INSTRUCTIONS TO FOLLOW: Even where a record seems odd, copy it exactly as it appears below.

(Beginning of PROVIDED ENTRIES)

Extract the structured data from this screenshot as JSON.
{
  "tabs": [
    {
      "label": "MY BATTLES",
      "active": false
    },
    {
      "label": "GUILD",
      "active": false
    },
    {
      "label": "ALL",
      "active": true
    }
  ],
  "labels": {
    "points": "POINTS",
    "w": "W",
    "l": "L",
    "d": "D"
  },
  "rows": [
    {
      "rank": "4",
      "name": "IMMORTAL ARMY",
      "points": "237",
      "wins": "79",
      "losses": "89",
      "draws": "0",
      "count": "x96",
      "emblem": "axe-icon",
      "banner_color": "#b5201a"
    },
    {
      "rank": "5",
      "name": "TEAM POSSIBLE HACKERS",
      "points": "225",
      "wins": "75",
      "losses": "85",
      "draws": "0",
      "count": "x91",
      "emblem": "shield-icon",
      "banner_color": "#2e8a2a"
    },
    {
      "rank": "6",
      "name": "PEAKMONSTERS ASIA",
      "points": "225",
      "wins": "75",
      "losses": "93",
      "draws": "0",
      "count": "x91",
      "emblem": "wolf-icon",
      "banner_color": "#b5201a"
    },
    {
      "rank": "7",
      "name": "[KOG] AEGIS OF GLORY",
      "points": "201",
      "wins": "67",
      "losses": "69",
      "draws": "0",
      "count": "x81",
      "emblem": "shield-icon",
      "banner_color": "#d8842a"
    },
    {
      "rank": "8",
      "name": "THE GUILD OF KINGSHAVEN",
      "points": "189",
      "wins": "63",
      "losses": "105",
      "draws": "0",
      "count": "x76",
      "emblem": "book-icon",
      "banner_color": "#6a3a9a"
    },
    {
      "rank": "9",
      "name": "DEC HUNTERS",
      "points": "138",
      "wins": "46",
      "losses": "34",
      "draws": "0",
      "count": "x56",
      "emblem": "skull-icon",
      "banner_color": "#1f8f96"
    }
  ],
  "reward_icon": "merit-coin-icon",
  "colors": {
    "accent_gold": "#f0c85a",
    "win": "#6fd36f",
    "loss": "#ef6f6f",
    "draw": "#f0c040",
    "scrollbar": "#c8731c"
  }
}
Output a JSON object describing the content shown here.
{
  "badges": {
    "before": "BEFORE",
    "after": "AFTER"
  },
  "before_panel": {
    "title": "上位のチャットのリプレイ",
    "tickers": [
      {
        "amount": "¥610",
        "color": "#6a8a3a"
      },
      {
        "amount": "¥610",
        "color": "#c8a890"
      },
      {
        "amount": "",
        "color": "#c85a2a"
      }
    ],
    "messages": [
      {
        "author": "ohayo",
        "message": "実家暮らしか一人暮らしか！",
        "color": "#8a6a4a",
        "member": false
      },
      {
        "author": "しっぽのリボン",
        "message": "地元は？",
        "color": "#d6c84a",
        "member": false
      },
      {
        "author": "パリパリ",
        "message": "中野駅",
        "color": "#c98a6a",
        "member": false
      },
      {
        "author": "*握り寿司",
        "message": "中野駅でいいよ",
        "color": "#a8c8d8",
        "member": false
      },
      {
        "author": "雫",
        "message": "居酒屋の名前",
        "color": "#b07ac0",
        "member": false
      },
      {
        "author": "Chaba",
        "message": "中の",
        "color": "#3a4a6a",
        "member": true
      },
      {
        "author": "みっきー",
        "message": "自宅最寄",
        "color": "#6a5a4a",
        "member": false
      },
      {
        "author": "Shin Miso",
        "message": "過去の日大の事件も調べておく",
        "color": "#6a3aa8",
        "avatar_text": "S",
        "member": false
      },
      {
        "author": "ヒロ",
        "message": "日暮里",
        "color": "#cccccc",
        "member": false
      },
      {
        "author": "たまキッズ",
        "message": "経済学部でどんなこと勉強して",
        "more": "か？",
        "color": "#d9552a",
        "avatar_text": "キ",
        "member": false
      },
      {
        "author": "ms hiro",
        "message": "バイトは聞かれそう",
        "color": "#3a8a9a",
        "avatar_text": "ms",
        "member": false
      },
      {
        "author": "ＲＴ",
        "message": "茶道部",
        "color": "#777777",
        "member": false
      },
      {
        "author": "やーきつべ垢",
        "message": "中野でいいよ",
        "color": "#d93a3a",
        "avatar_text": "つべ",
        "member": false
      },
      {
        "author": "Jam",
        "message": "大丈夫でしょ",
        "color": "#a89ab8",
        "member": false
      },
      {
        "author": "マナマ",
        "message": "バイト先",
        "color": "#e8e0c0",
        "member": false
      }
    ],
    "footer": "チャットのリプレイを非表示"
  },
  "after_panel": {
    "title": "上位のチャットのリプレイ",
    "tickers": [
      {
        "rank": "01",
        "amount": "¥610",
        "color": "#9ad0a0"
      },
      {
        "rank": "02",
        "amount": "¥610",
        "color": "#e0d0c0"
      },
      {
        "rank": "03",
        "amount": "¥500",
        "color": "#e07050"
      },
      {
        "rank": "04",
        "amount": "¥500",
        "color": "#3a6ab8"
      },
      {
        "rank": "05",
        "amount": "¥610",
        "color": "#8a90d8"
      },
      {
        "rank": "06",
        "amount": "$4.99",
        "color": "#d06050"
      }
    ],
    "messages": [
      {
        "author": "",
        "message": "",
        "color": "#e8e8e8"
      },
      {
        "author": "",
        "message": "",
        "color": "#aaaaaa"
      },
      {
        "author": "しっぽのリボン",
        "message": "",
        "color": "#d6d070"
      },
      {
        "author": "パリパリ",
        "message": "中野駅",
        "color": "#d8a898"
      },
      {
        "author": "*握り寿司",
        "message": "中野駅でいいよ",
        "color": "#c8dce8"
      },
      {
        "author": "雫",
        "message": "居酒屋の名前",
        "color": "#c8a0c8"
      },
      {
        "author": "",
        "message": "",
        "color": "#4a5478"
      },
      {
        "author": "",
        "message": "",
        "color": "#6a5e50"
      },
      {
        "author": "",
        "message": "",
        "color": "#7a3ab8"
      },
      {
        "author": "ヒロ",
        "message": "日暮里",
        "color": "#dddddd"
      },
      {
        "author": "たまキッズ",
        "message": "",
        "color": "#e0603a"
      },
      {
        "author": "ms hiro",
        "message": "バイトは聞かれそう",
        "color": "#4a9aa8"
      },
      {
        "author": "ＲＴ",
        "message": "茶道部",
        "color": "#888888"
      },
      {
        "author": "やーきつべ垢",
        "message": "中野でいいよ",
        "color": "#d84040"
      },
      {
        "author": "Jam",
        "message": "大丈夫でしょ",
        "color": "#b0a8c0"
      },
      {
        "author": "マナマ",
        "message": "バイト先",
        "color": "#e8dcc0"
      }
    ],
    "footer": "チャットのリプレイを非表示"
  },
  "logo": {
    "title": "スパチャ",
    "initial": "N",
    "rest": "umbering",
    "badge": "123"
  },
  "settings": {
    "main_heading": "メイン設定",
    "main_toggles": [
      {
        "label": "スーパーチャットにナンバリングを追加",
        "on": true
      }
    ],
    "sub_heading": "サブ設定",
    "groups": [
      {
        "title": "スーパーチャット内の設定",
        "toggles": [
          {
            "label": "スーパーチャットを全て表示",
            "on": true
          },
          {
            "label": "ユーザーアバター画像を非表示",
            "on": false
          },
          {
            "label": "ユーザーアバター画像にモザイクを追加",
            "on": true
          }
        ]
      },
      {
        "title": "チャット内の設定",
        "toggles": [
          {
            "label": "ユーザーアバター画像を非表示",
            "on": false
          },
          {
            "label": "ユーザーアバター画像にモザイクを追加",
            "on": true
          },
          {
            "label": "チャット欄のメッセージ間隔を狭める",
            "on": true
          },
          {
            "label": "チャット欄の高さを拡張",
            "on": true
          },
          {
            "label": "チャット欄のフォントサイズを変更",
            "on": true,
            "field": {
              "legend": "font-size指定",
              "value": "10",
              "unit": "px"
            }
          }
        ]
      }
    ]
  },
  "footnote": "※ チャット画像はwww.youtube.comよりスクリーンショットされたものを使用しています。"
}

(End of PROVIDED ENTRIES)

TASK ANSWER:
Extract the structured data from this screenshot as JSON.
{
  "tabs": [
    {
      "label": "MY BATTLES",
      "active": false
    },
    {
      "label": "GUILD",
      "active": false
    },
    {
      "label": "ALL",
      "active": true
    }
  ],
  "labels": {
    "points": "POINTS",
    "w": "W",
    "l": "L",
    "d": "D"
  },
  "rows": [
    {
      "rank": "4",
      "name": "IMMORTAL ARMY",
      "points": "237",
      "wins": "79",
      "losses": "89",
      "draws": "0",
      "count": "x96",
      "emblem": "axe-icon",
      "banner_color": "#b5201a"
    },
    {
      "rank": "5",
      "name": "TEAM POSSIBLE HACKERS",
      "points": "225",
      "wins": "75",
      "losses": "85",
      "draws": "0",
      "count": "x91",
      "emblem": "shield-icon",
      "banner_color": "#2e8a2a"
    },
    {
      "rank": "6",
      "name": "PEAKMONSTERS ASIA",
      "points": "225",
      "wins": "75",
      "losses": "93",
      "draws": "0",
      "count": "x91",
      "emblem": "wolf-icon",
      "banner_color": "#b5201a"
    },
    {
      "rank": "7",
      "name": "[KOG] AEGIS OF GLORY",
      "points": "201",
      "wins": "67",
      "losses": "69",
      "draws": "0",
      "count": "x81",
      "emblem": "shield-icon",
      "banner_color": "#d8842a"
    },
    {
      "rank": "8",
      "name": "THE GUILD OF KINGSHAVEN",
      "points": "189",
      "wins": "63",
      "losses": "105",
      "draws": "0",
      "count": "x76",
      "emblem": "book-icon",
      "banner_color": "#6a3a9a"
    },
    {
      "rank": "9",
      "name": "DEC HUNTERS",
      "points": "138",
      "wins": "46",
      "losses": "34",
      "draws": "0",
      "count": "x56",
      "emblem": "skull-icon",
      "banner_color": "#1f8f96"
    }
  ],
  "reward_icon": "merit-coin-icon",
  "colors": {
    "accent_gold": "#f0c85a",
    "win": "#6fd36f",
    "loss": "#ef6f6f",
    "draw": "#f0c040",
    "scrollbar": "#c8731c"
  }
}
Output a JSON object describing the content shown here.
{
  "badges": {
    "before": "BEFORE",
    "after": "AFTER"
  },
  "before_panel": {
    "title": "上位のチャットのリプレイ",
    "tickers": [
      {
        "amount": "¥610",
        "color": "#6a8a3a"
      },
      {
        "amount": "¥610",
        "color": "#c8a890"
      },
      {
        "amount": "",
        "color": "#c85a2a"
      }
    ],
    "messages": [
      {
        "author": "ohayo",
        "message": "実家暮らしか一人暮らしか！",
        "color": "#8a6a4a",
        "member": false
      },
      {
        "author": "しっぽのリボン",
        "message": "地元は？",
        "color": "#d6c84a",
        "member": false
      },
      {
        "author": "パリパリ",
        "message": "中野駅",
        "color": "#c98a6a",
        "member": false
      },
      {
        "author": "*握り寿司",
        "message": "中野駅でいいよ",
        "color": "#a8c8d8",
        "member": false
      },
      {
        "author": "雫",
        "message": "居酒屋の名前",
        "color": "#b07ac0",
        "member": false
      },
      {
        "author": "Chaba",
        "message": "中の",
        "color": "#3a4a6a",
        "member": true
      },
      {
        "author": "みっきー",
        "message": "自宅最寄",
        "color": "#6a5a4a",
        "member": false
      },
      {
        "author": "Shin Miso",
        "message": "過去の日大の事件も調べておく",
        "color": "#6a3aa8",
        "avatar_text": "S",
        "member": false
      },
      {
        "author": "ヒロ",
        "message": "日暮里",
        "color": "#cccccc",
        "member": false
      },
      {
        "author": "たまキッズ",
        "message": "経済学部でどんなこと勉強して",
        "more": "か？",
        "color": "#d9552a",
        "avatar_text": "キ",
        "member": false
      },
      {
        "author": "ms hiro",
        "message": "バイトは聞かれそう",
        "color": "#3a8a9a",
        "avatar_text": "ms",
        "member": false
      },
      {
        "author": "ＲＴ",
        "message": "茶道部",
        "color": "#777777",
        "member": false
      },
      {
        "author": "やーきつべ垢",
        "message": "中野でいいよ",
        "color": "#d93a3a",
        "avatar_text": "つべ",
        "member": false
      },
      {
        "author": "Jam",
        "message": "大丈夫でしょ",
        "color": "#a89ab8",
        "member": false
      },
      {
        "author": "マナマ",
        "message": "バイト先",
        "color": "#e8e0c0",
        "member": false
      }
    ],
    "footer": "チャットのリプレイを非表示"
  },
  "after_panel": {
    "title": "上位のチャットのリプレイ",
    "tickers": [
      {
        "rank": "01",
        "amount": "¥610",
        "color": "#9ad0a0"
      },
      {
        "rank": "02",
        "amount": "¥610",
        "color": "#e0d0c0"
      },
      {
        "rank": "03",
        "amount": "¥500",
        "color": "#e07050"
      },
      {
        "rank": "04",
        "amount": "¥500",
        "color": "#3a6ab8"
      },
      {
        "rank": "05",
        "amount": "¥610",
        "color": "#8a90d8"
      },
      {
        "rank": "06",
        "amount": "$4.99",
        "color": "#d06050"
      }
    ],
    "messages": [
      {
        "author": "",
        "message": "",
        "color": "#e8e8e8"
      },
      {
        "author": "",
        "message": "",
        "color": "#aaaaaa"
      },
      {
        "author": "しっぽのリボン",
        "message": "",
        "color": "#d6d070"
      },
      {
        "author": "パリパリ",
        "message": "中野駅",
        "color": "#d8a898"
      },
      {
        "author": "*握り寿司",
        "message": "中野駅でいいよ",
        "color": "#c8dce8"
      },
      {
        "author": "雫",
        "message": "居酒屋の名前",
        "color": "#c8a0c8"
      },
      {
        "author": "",
        "message": "",
        "color": "#4a5478"
      },
      {
        "author": "",
        "message": "",
        "color": "#6a5e50"
      },
      {
        "author": "",
        "message": "",
        "color": "#7a3ab8"
      },
      {
        "author": "ヒロ",
        "message": "日暮里",
        "color": "#dddddd"
      },
      {
        "author": "たまキッズ",
        "message": "",
        "color": "#e0603a"
      },
      {
        "author": "ms hiro",
        "message": "バイトは聞かれそう",
        "color": "#4a9aa8"
      },
      {
        "author": "ＲＴ",
        "message": "茶道部",
        "color": "#888888"
      },
      {
        "author": "やーきつべ垢",
        "message": "中野でいいよ",
        "color": "#d84040"
      },
      {
        "author": "Jam",
        "message": "大丈夫でしょ",
        "color": "#b0a8c0"
      },
      {
        "author": "マナマ",
        "message": "バイト先",
        "color": "#e8dcc0"
      }
    ],
    "footer": "チャットのリプレイを非表示"
  },
  "logo": {
    "title": "スパチャ",
    "initial": "N",
    "rest": "umbering",
    "badge": "123"
  },
  "settings": {
    "main_heading": "メイン設定",
    "main_toggles": [
      {
        "label": "スーパーチャットにナンバリングを追加",
        "on": true
      }
    ],
    "sub_heading": "サブ設定",
    "groups": [
      {
        "title": "スーパーチャット内の設定",
        "toggles": [
          {
            "label": "スーパーチャットを全て表示",
            "on": true
          },
          {
            "label": "ユーザーアバター画像を非表示",
            "on": false
          },
          {
            "label": "ユーザーアバター画像にモザイクを追加",
            "on": true
          }
        ]
      },
      {
        "title": "チャット内の設定",
        "toggles": [
          {
            "label": "ユーザーアバター画像を非表示",
            "on": false
          },
          {
            "label": "ユーザーアバター画像にモザイクを追加",
            "on": true
          },
          {
            "label": "チャット欄のメッセージ間隔を狭める",
            "on": true
          },
          {
            "label": "チャット欄の高さを拡張",
            "on": true
          },
          {
            "label": "チャット欄のフォントサイズを変更",
            "on": true,
            "field": {
              "legend": "font-size指定",
              "value": "10",
              "unit": "px"
            }
          }
        ]
      }
    ]
  },
  "footnote": "※ チャット画像はwww.youtube.comよりスクリーンショットされたものを使用しています。"
}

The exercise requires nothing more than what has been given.